Post-Woodstock, we found ourselves thrust upon a world that still did not understand us or our struggle to be differently alike, an adult world where survival of the fittest was skewed heavily toward the opposing team. The Woodstock generation went kicking and screaming, but we survived, even thrived, and lived to realize the glorious fruits of the last children’s crusade. Girls, we now know, can study and learn just as well in pants, long hair is not a predictor of success (or lack thereof), rock ’n’ roll has never been unquestionably linked to cancer, and the nation’s churches have not closed up shop.
Did you consider yourself a hippie back then?
Where I went to college, we were basically weekend hippies and hippies a la carte. Drugs were popular, even with fraternities and sororities. I teetered on the edge of dropping out and becoming a street urchin in ’Frisco till I realized this meant no car, no food, no privacy and poor hygiene. We all dressed and talked the part — right down to our jeans and sandals and ponchos and our toked, pie-eyed conversations. And, of course, we all wanted to be on the cover of Rolling Stone.
Given how few hippies there are nowadays, it seems like most other people valued privacy and hygiene, too.

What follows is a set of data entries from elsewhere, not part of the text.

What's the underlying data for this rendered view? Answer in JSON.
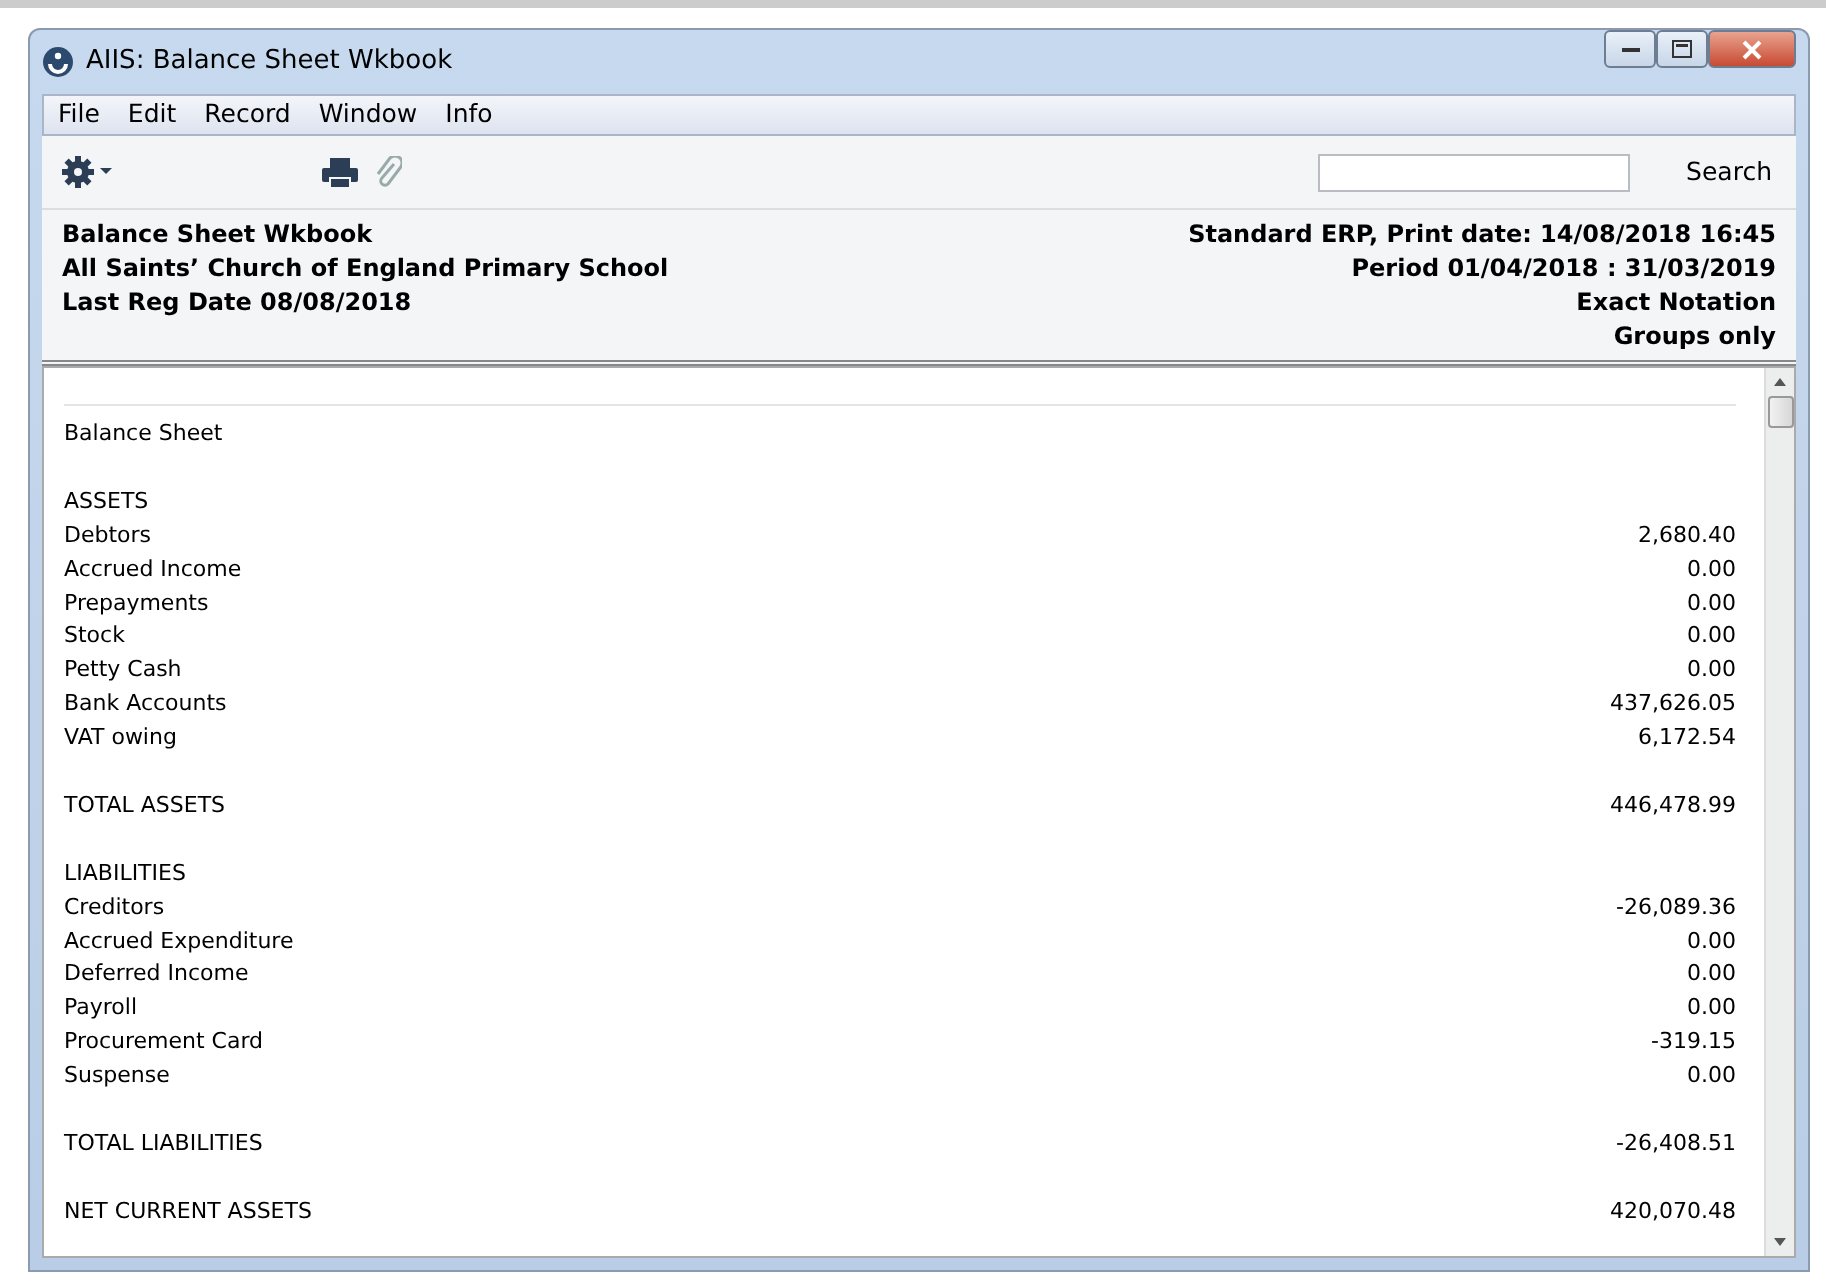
{
  "window": {
    "title": "AIIS: Balance Sheet Wkbook"
  },
  "menu": [
    "File",
    "Edit",
    "Record",
    "Window",
    "Info"
  ],
  "toolbar": {
    "search_button": "Search"
  },
  "header": {
    "left": [
      "Balance Sheet Wkbook",
      "All Saints’ Church of England Primary School",
      "Last Reg Date  08/08/2018"
    ],
    "right": [
      "Standard ERP, Print date: 14/08/2018 16:45",
      "Period  01/04/2018 : 31/03/2019",
      "Exact Notation",
      "Groups only"
    ]
  },
  "report": {
    "title": "Balance Sheet",
    "rows": [
      {
        "label": "ASSETS",
        "gap_before": true
      },
      {
        "label": "Debtors",
        "value": "2,680.40"
      },
      {
        "label": "Accrued Income",
        "value": "0.00"
      },
      {
        "label": "Prepayments",
        "value": "0.00"
      },
      {
        "label": "Stock",
        "value": "0.00"
      },
      {
        "label": "Petty Cash",
        "value": "0.00"
      },
      {
        "label": "Bank Accounts",
        "value": "437,626.05"
      },
      {
        "label": "VAT owing",
        "value": "6,172.54"
      },
      {
        "label": "TOTAL ASSETS",
        "value": "446,478.99",
        "gap_before": true
      },
      {
        "label": "LIABILITIES",
        "gap_before": true
      },
      {
        "label": "Creditors",
        "value": "-26,089.36"
      },
      {
        "label": "Accrued Expenditure",
        "value": "0.00"
      },
      {
        "label": "Deferred Income",
        "value": "0.00"
      },
      {
        "label": "Payroll",
        "value": "0.00"
      },
      {
        "label": "Procurement Card",
        "value": "-319.15"
      },
      {
        "label": "Suspense",
        "value": "0.00"
      },
      {
        "label": "TOTAL LIABILITIES",
        "value": "-26,408.51",
        "gap_before": true
      },
      {
        "label": "NET CURRENT ASSETS",
        "value": "420,070.48",
        "gap_before": true
      }
    ]
  }
}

Yes. Few do communes anymore, or crash on pallets 10 abreast or in cramped Volkswagens or city parks. We do not down a fifth of Jack Daniels or chug a pitcher of Bud in 60 seconds, or otherwise drink ourselves under a table on a dare or fry what’s left of our brains with recreational drugs. Nor do most picket or protest in freezing rains or sweltering heat — we’ve passed the torch, the signs, the banners and the microphones to our kids. We’ve learned to fit in, to find our place in the bigger picture.
When Barack Obama was elected last year, some people said the excitement surrounding his victory had an echo of the 1960s. Do you agree, or will we never see anything like the ’60s again?
It’s an awkward comparison indeed. While the Woodstock generation represented a departure from the status quo sociopolitical picture of the day, Barack Obama seems to rise more on a platform of political expediency. The election seems to reflect an angst to distance ourselves from President Bush — total and absolute change, and the more different the better. It’s too soon to know if anything from his tenure will make its way into the very fabric of everyday American life. Today, we see strong and tangible evidence of the Woodstock generation’s presence everywhere.
Give me an example of where we can see it.


In our dress, we’ve become a nation of primarily “casual” dressers — even corporate offices have casual Fridays. Check our nurses and public workers. In our laws, ACLU watchdogs and Boomer types are still on the beat to assure equal pay, equal rights, desegregation and human rights. In our social mores, public celebration of the human body burst out of the closet with the Woodstock generation. Witness the acceptance and extent of public nudity today — TV, movies, rock concerts, art, etc. Prior to the late ’60s, Americans had to hanker after stars fully clothed on their TV sets or magazines with brown wrappers.
What do you think kids of the Woodstock generation would have thought of today’s Huntington Beach?
Cool, dude! You can just, like, hang out every day after graduation and still live at home? Surf’s up! What happened to the Golden Bear? Who’s rockin’ at House of Blues tonight? Can I really roll one right here on the street?
Of course, that was before they wised up and became lecturers at Chapman.
Most, I’m sure, chased their ambitions to their logical ends. I wanted to teach. I spent years watching our culture change before my very eyes in classrooms, elementary through college. I noted that students never really expressed a challenge to the day’s dress or language or music — fewer rallying points of contention after the Woodstock generation moved the bars.
How To Get It
“Woodstock Revisited: 50 Far Out, Groovy, Peace-Loving, Flashback-Inducing Stories From Those Who Were There” came out this month from Adams Media. To learn more about the book, visit www.literarycottage.com/woodstock.html